Authors of the Storm Worm Trojan are targeting machines running adware packages from Zango, and the developer is anxious to point out that it wouldn't touch said botmasters with yours.
The circulation of an 'AdPack' exploit toolkit on the botnet maintained by the Storm Trojan initially provoked speculation that the botmasters behind the Worm might have decided to sign up as affiliates with Zango. Further analysis by net security firm Trend Micro over the weekend suggests the Storm authors are actually targeting systems with Zango-related software installed.
Zango, the developer of tool bars and games of questionable utility that come bundled with adware packages, is also investigating the attack. It is keen to stress that it wants nothing to do with those behind the Storm Worm.

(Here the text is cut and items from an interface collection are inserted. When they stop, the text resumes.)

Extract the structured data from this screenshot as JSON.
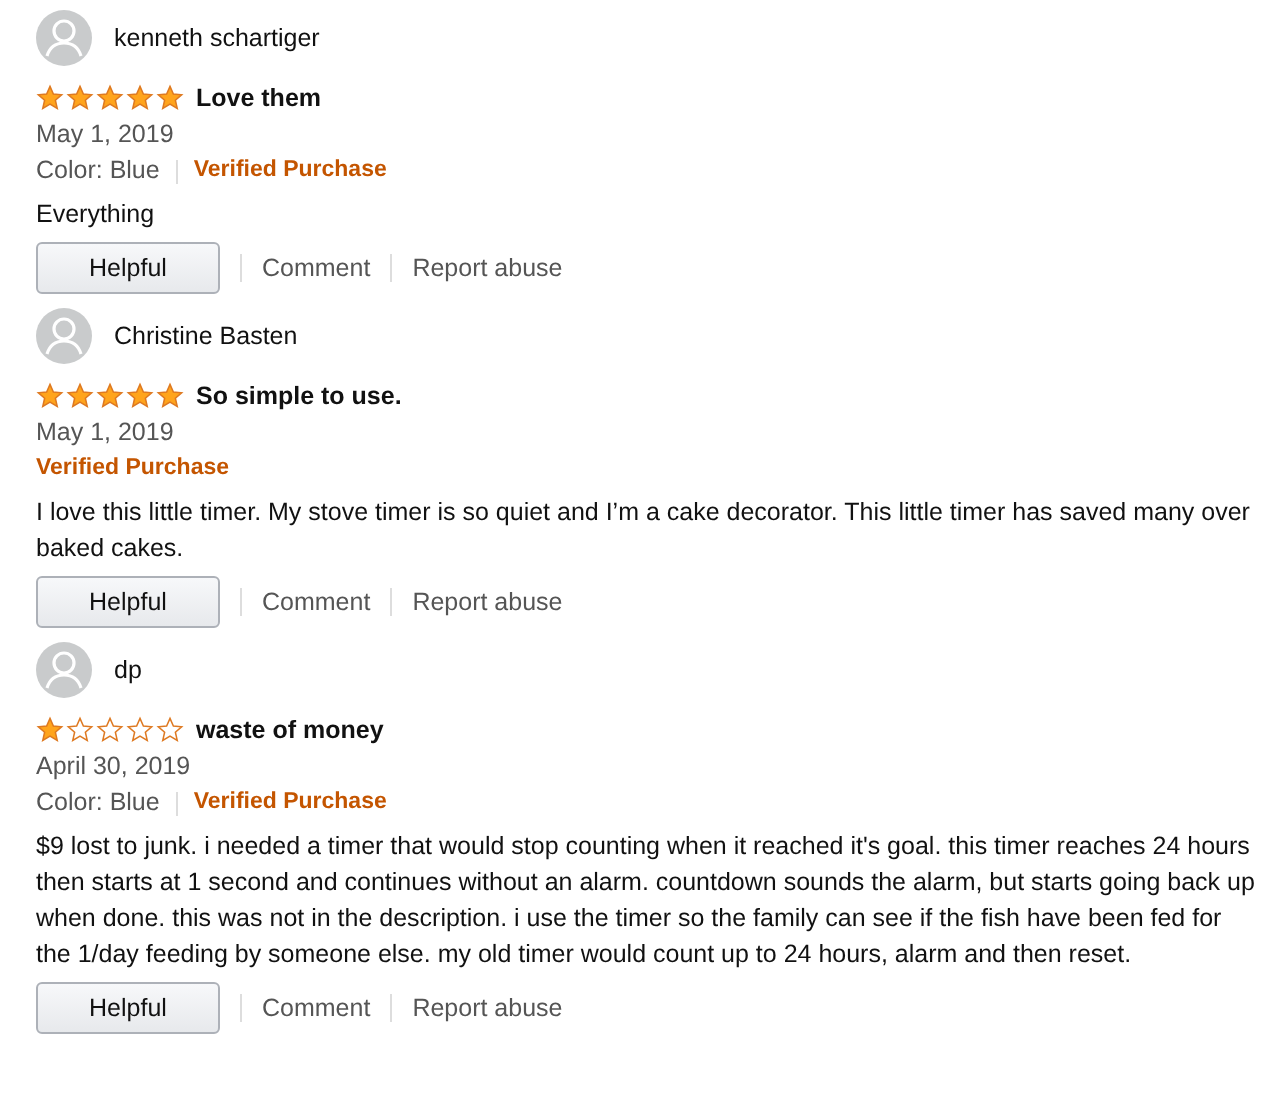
{
  "reviews": [
    {
      "author": "kenneth schartiger",
      "stars": 5,
      "title": "Love them",
      "date": "May 1, 2019",
      "variant": "Color: Blue",
      "badge": "Verified Purchase",
      "body": "Everything",
      "actions": {
        "helpful": "Helpful",
        "comment": "Comment",
        "report": "Report abuse"
      }
    },
    {
      "author": "Christine Basten",
      "stars": 5,
      "title": "So simple to use.",
      "date": "May 1, 2019",
      "badge": "Verified Purchase",
      "body": "I love this little timer. My stove timer is so quiet and I’m a cake decorator. This little timer has saved many over baked cakes.",
      "actions": {
        "helpful": "Helpful",
        "comment": "Comment",
        "report": "Report abuse"
      }
    },
    {
      "author": "dp",
      "stars": 1,
      "title": "waste of money",
      "date": "April 30, 2019",
      "variant": "Color: Blue",
      "badge": "Verified Purchase",
      "body": "$9 lost to junk. i needed a timer that would stop counting when it reached it's goal. this timer reaches 24 hours then starts at 1 second and continues without an alarm. countdown sounds the alarm, but starts going back up when done. this was not in the description. i use the timer so the family can see if the fish have been fed for the 1/day feeding by someone else. my old timer would count up to 24 hours, alarm and then reset.",
      "actions": {
        "helpful": "Helpful",
        "comment": "Comment",
        "report": "Report abuse"
      }
    }
  ]
}
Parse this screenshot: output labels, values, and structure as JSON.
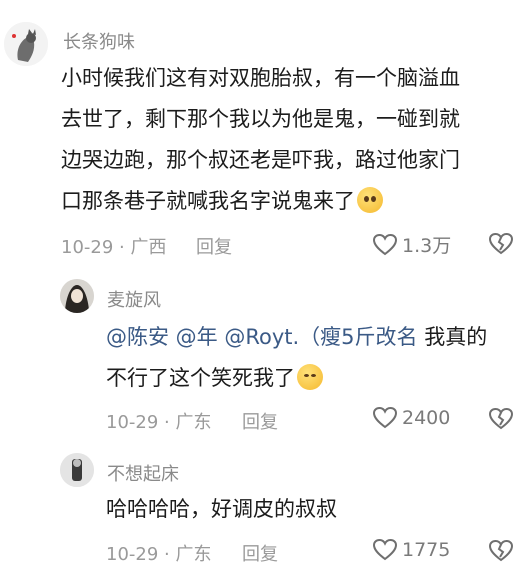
{
  "comments": [
    {
      "username": "长条狗味",
      "text_lines": [
        "小时候我们这有对双胞胎叔，有一个脑溢血",
        "去世了，剩下那个我以为他是鬼，一碰到就",
        "边哭边跑，那个叔还老是吓我，路过他家门",
        "口那条巷子就喊我名字说鬼来了"
      ],
      "emoji": "pleading-face-emoji",
      "date": "10-29",
      "region": "广西",
      "reply_label": "回复",
      "likes": "1.3万"
    },
    {
      "username": "麦旋风",
      "mentions": "@陈安 @年 @Royt.（瘦5斤改名",
      "text_tail": " 我真的",
      "text_line2": "不行了这个笑死我了",
      "emoji": "rolling-laughing-emoji",
      "date": "10-29",
      "region": "广东",
      "reply_label": "回复",
      "likes": "2400"
    },
    {
      "username": "不想起床",
      "text": "哈哈哈哈，好调皮的叔叔",
      "date": "10-29",
      "region": "广东",
      "reply_label": "回复",
      "likes": "1775"
    }
  ],
  "separator": " · "
}
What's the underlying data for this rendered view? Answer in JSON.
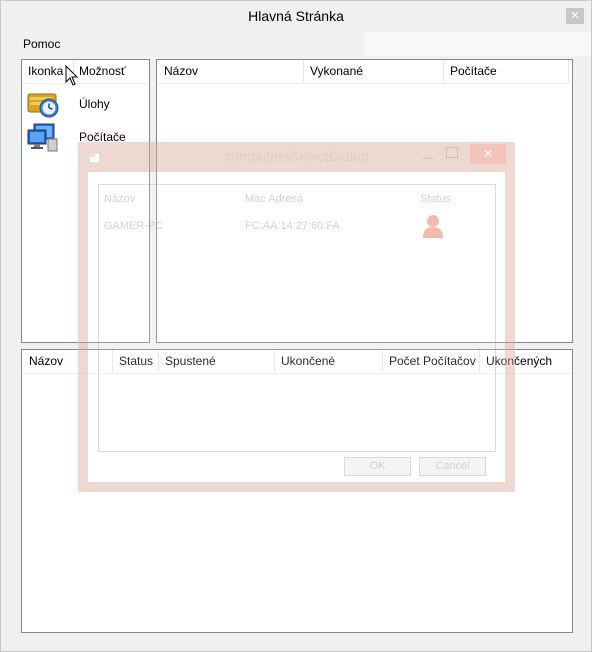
{
  "window": {
    "title": "Hlavná Stránka",
    "close_glyph": "✕"
  },
  "menu": {
    "items": [
      {
        "label": "Pomoc"
      }
    ]
  },
  "options_panel": {
    "headers": [
      "Ikonka",
      "Možnosť"
    ],
    "items": [
      {
        "label": "Úlohy",
        "icon": "tasks-clock-icon"
      },
      {
        "label": "Počítače",
        "icon": "computers-icon"
      }
    ]
  },
  "tasks_panel": {
    "headers": [
      "Názov",
      "Vykonané",
      "Počítače"
    ]
  },
  "bottom_panel": {
    "headers": [
      "Názov",
      "Status",
      "Spustené",
      "Ukončené",
      "Počet Počítačov",
      "Ukončených"
    ]
  },
  "dialog": {
    "title": "computersSelectDialog",
    "headers": [
      "Názov",
      "Mac Adresa",
      "Status"
    ],
    "rows": [
      {
        "name": "GAMER-PC",
        "mac": "FC:AA:14:27:60:FA",
        "status_icon": "user-icon"
      }
    ],
    "ok_label": "OK",
    "cancel_label": "Cancel",
    "min_glyph": "—",
    "close_glyph": "✕"
  }
}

"We have no evidence that Storm is 'pushing Zango'," Zango said in a blog posting. "We confirm that we have no known business relationship with those behind the Storm bot - nor would we seek, accept or authorize such a relationship."

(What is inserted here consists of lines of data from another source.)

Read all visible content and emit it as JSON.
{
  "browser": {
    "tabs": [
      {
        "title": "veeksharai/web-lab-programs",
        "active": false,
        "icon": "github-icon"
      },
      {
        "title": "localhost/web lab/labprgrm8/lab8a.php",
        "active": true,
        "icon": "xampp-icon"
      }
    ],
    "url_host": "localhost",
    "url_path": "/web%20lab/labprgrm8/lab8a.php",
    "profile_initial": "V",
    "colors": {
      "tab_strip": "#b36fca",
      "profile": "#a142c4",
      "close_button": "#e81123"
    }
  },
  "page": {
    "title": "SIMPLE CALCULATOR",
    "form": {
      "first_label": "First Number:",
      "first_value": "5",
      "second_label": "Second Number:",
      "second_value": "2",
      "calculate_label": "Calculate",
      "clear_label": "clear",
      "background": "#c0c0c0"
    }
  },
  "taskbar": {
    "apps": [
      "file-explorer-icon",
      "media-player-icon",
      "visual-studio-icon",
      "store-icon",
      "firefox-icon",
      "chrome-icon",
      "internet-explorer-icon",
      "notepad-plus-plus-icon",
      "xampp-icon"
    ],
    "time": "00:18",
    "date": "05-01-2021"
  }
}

Zango (formerly 180 Solutions) has a long-standing beef with anti-malware firms, who commonly label its software as potentially unwanted. The firm is continuing to sue anti-malware firms despite recent failures in previous similar actions. In November 2006, Zango agreed to pay $3m to settle a lawsuit brought by the FTC over allegations that "unfair and deceptive" methods were used to install its software and prevent users from removing it. Zango didn't admit to doing anything wrong, but agreed to be bound by an agreement against illicit installs or making its software hard to remove in future.

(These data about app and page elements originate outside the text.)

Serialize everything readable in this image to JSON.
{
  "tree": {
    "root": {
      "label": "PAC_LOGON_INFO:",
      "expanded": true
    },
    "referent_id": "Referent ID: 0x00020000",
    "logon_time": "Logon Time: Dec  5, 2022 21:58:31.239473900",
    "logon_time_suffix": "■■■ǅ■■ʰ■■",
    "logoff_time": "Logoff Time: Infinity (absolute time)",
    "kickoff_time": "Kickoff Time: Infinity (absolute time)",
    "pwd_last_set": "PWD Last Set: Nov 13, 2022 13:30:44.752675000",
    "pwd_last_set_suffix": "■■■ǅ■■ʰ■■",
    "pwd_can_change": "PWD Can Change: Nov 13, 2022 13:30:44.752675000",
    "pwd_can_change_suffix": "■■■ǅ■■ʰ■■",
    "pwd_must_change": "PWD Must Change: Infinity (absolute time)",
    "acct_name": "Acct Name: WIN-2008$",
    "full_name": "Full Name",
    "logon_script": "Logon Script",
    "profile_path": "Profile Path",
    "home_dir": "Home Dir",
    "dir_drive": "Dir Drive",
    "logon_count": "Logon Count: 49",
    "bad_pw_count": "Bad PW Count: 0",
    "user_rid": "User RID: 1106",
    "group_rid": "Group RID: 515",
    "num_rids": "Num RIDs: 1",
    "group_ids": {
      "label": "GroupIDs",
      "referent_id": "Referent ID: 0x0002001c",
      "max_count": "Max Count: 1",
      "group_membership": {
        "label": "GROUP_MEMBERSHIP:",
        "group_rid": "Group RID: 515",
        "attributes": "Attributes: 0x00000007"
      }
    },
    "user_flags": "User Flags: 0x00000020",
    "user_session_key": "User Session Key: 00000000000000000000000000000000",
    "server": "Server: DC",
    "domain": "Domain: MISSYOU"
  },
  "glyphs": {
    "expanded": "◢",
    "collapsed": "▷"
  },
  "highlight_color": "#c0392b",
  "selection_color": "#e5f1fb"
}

Even Zango's most vociferous critics are inclined to believe that the firm would have nothing to do with the crooks behind the Storm Worm. "We have a really hard time believing that Zango would knowingly work with distributors of Storm," writes Alex Eckelberry, president and chief exec of anti-spyware firm Sunbelt Software. "While there’s no love between us, they're not complete idiots, and they know that if they got caught they'd be in serious trouble with the FTC." ®